The courthouse website recommends that you bring your own marriage witness because “unsavory individuals” out on the street may offer to witness for a fee. Of course, if you want a guy who spent the night on a park bench and is pushing a shopping cart in the wedding picture, that’s your prerogative.
Another cost-cutting measure is to not spend money sending out fancy invitations. Young folks today can simply put all that snazzy technology stuff they own to practical use for once and invite folks by pushing a few buttons.
You certainly do not need to hire a photographer anymore when everyone at the wedding has a smartphone. And since the Las Vegas civil ceremony is relatively informal, you can dangle by your toes from the ceiling and snap pictures if you want.
Really, how important are a bunch of professionally posed wedding pictures anyway? I can just about guarantee that when the groom gets older the last thing he wants to look at is a picture of him taking a big bite of the wedding cake when he still had hair.
If you do have a reception of some kind, it certainly makes no sense to hire a DJ for $1,000 when most kids today have instant access to any song every recorded with Spotify on their phone app.
Besides, there’s no need to even plan a reception because you’re in Las Vegas where celebration possibilities are numerous and nonstop. I recommend all the celebrants stroll down Fremont Street which is within walking distance of the courthouse.
Looking for a fun place where the wedding party can dine afterward? Look no further than the Heart Attack Grill. There, customers don hospital gowns before ordering such healthy meals as a Triple Bypass Burger, which you can get with 16 slices of bacon for a little extra cost. You can even order off their vegan menu which solely consists of Lucky Strike Cigarettes.

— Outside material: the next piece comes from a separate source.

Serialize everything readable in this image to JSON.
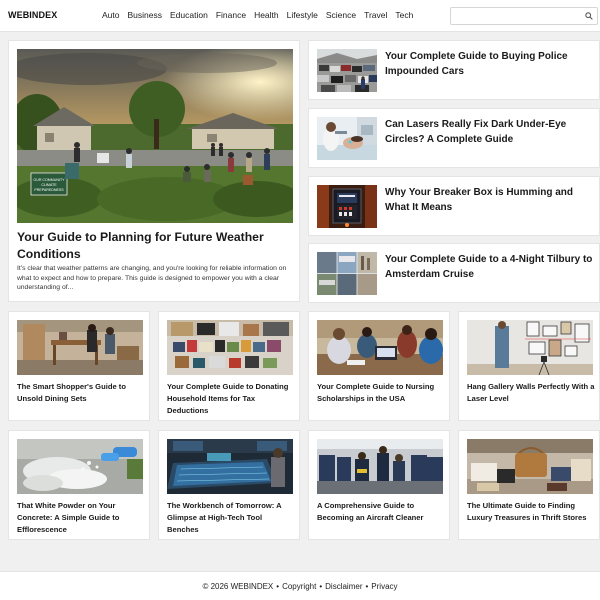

If you fail to finish your meal, a bonus option is that you can bend over and get paddled by a sexy “nurse.” Needless to say, I intentionally did not eat all my dinner.
After completing their 10,000-calorie reception dinner, the wedding party can walk over to the Slotzilla Zip Line where, for $40, you can fly like Super Man 11 stories above the strolling crowd and just beneath the world’s largest video screen. The Zip Line is definitely on my bucket list of 10 things to do AFTER I die.
Along with Elvis on every block, I swear I saw Marilyn Monroe, James Dean and David Bowie, among others. In fact, Vegas is like the land of The Walking Dead — but with lots of bright lights.
Because of so many nightclubs and bars, it’s possible that some members of the wedding party could get carried away. Don’t let that happen. It would really put a damper on things to wake up the next morning locked up in a cell with a quartet of hungover Elvis impersonators singing “Jail House Rock”!
I haven’t even mentioned the casinos with their slot machines, poker and other games of chance. Even marriage itself is a bit of a gamble. But it’s a sure bet that my son picked a winner.
Mike Murphy of Pocatello is an award-winning columnist whose articles are syndicated by Senior Wire. He recently published a book titled “Tortoise Crossing – Expect Long Delays,” which is a collection of 100 of his favorite columns. It is available on Amazon.com.